TASK OBJECTIVE
The answer should match the entries that follow exactly, except that no image appears in it.

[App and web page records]
# # # # #

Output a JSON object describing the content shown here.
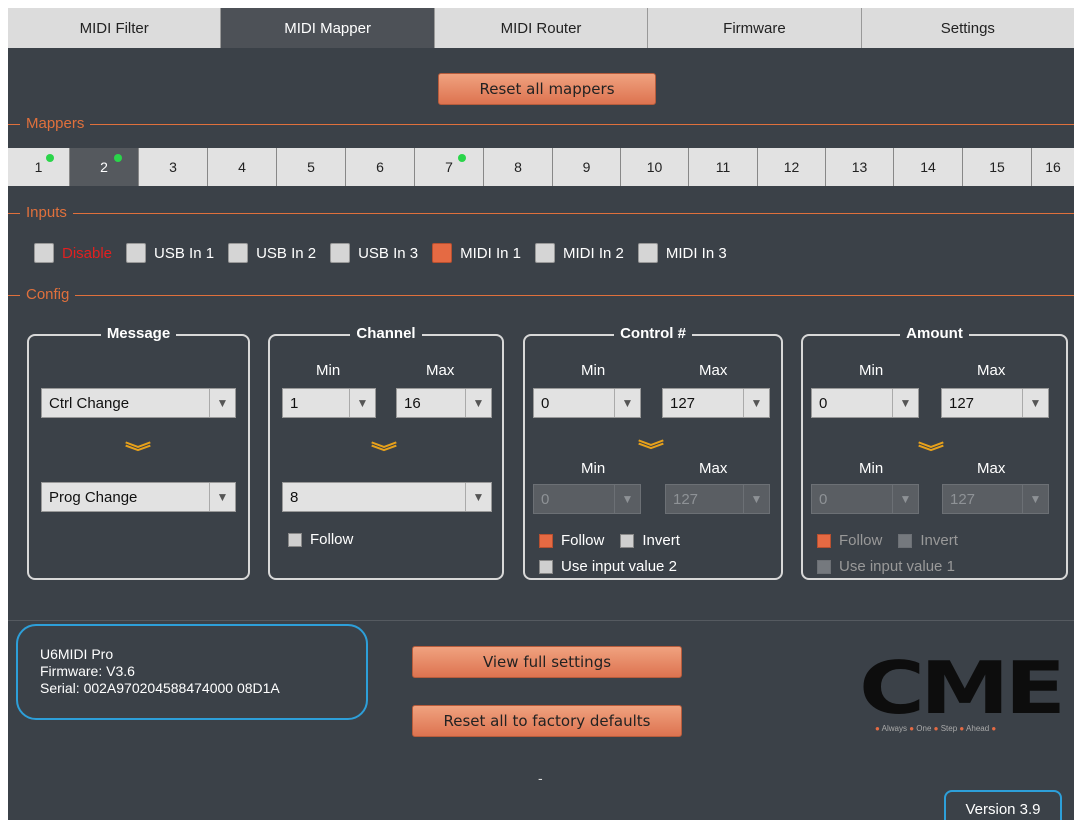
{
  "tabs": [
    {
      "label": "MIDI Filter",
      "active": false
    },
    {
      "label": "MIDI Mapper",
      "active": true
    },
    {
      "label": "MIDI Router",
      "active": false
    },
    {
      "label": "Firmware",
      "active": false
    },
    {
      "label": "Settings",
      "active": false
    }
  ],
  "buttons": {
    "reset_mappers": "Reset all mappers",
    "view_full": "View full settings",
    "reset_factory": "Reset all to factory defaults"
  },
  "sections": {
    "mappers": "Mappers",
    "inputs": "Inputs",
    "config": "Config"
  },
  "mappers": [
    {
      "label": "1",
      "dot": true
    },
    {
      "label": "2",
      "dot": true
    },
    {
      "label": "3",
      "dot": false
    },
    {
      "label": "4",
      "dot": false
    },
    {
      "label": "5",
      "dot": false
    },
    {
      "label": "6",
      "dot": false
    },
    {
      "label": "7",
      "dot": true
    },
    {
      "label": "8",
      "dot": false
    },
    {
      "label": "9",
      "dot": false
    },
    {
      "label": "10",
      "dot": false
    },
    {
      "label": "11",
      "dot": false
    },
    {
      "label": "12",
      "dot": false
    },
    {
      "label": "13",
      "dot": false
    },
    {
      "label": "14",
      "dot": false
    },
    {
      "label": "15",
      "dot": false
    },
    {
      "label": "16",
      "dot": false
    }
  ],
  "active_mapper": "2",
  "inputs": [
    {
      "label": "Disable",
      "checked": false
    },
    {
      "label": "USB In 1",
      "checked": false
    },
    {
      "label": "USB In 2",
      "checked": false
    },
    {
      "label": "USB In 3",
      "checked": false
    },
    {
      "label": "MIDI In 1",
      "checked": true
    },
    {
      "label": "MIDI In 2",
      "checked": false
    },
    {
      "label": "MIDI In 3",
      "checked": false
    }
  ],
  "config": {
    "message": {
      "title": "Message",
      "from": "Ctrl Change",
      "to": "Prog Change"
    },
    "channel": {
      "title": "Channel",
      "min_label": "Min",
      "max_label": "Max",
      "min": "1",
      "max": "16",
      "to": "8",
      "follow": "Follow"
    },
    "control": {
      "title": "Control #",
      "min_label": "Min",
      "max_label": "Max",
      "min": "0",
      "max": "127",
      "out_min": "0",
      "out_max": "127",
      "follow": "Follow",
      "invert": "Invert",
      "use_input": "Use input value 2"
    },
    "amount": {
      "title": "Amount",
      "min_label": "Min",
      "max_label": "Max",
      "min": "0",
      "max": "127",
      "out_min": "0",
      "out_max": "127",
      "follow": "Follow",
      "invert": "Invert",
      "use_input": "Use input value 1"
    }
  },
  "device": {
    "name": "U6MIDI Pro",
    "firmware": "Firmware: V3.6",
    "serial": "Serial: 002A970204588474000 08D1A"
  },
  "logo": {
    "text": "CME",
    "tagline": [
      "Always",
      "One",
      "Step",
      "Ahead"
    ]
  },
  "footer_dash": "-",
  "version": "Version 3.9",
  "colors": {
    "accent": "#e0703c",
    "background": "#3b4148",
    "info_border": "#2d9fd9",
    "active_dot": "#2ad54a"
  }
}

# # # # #

FINISHED EXERCISE
Output a JSON object describing the content shown here.
{
  "tabs": [
    {
      "label": "MIDI Filter",
      "active": false
    },
    {
      "label": "MIDI Mapper",
      "active": true
    },
    {
      "label": "MIDI Router",
      "active": false
    },
    {
      "label": "Firmware",
      "active": false
    },
    {
      "label": "Settings",
      "active": false
    }
  ],
  "buttons": {
    "reset_mappers": "Reset all mappers",
    "view_full": "View full settings",
    "reset_factory": "Reset all to factory defaults"
  },
  "sections": {
    "mappers": "Mappers",
    "inputs": "Inputs",
    "config": "Config"
  },
  "mappers": [
    {
      "label": "1",
      "dot": true
    },
    {
      "label": "2",
      "dot": true
    },
    {
      "label": "3",
      "dot": false
    },
    {
      "label": "4",
      "dot": false
    },
    {
      "label": "5",
      "dot": false
    },
    {
      "label": "6",
      "dot": false
    },
    {
      "label": "7",
      "dot": true
    },
    {
      "label": "8",
      "dot": false
    },
    {
      "label": "9",
      "dot": false
    },
    {
      "label": "10",
      "dot": false
    },
    {
      "label": "11",
      "dot": false
    },
    {
      "label": "12",
      "dot": false
    },
    {
      "label": "13",
      "dot": false
    },
    {
      "label": "14",
      "dot": false
    },
    {
      "label": "15",
      "dot": false
    },
    {
      "label": "16",
      "dot": false
    }
  ],
  "active_mapper": "2",
  "inputs": [
    {
      "label": "Disable",
      "checked": false
    },
    {
      "label": "USB In 1",
      "checked": false
    },
    {
      "label": "USB In 2",
      "checked": false
    },
    {
      "label": "USB In 3",
      "checked": false
    },
    {
      "label": "MIDI In 1",
      "checked": true
    },
    {
      "label": "MIDI In 2",
      "checked": false
    },
    {
      "label": "MIDI In 3",
      "checked": false
    }
  ],
  "config": {
    "message": {
      "title": "Message",
      "from": "Ctrl Change",
      "to": "Prog Change"
    },
    "channel": {
      "title": "Channel",
      "min_label": "Min",
      "max_label": "Max",
      "min": "1",
      "max": "16",
      "to": "8",
      "follow": "Follow"
    },
    "control": {
      "title": "Control #",
      "min_label": "Min",
      "max_label": "Max",
      "min": "0",
      "max": "127",
      "out_min": "0",
      "out_max": "127",
      "follow": "Follow",
      "invert": "Invert",
      "use_input": "Use input value 2"
    },
    "amount": {
      "title": "Amount",
      "min_label": "Min",
      "max_label": "Max",
      "min": "0",
      "max": "127",
      "out_min": "0",
      "out_max": "127",
      "follow": "Follow",
      "invert": "Invert",
      "use_input": "Use input value 1"
    }
  },
  "device": {
    "name": "U6MIDI Pro",
    "firmware": "Firmware: V3.6",
    "serial": "Serial: 002A970204588474000 08D1A"
  },
  "logo": {
    "text": "CME",
    "tagline": [
      "Always",
      "One",
      "Step",
      "Ahead"
    ]
  },
  "footer_dash": "-",
  "version": "Version 3.9",
  "colors": {
    "accent": "#e0703c",
    "background": "#3b4148",
    "info_border": "#2d9fd9",
    "active_dot": "#2ad54a"
  }
}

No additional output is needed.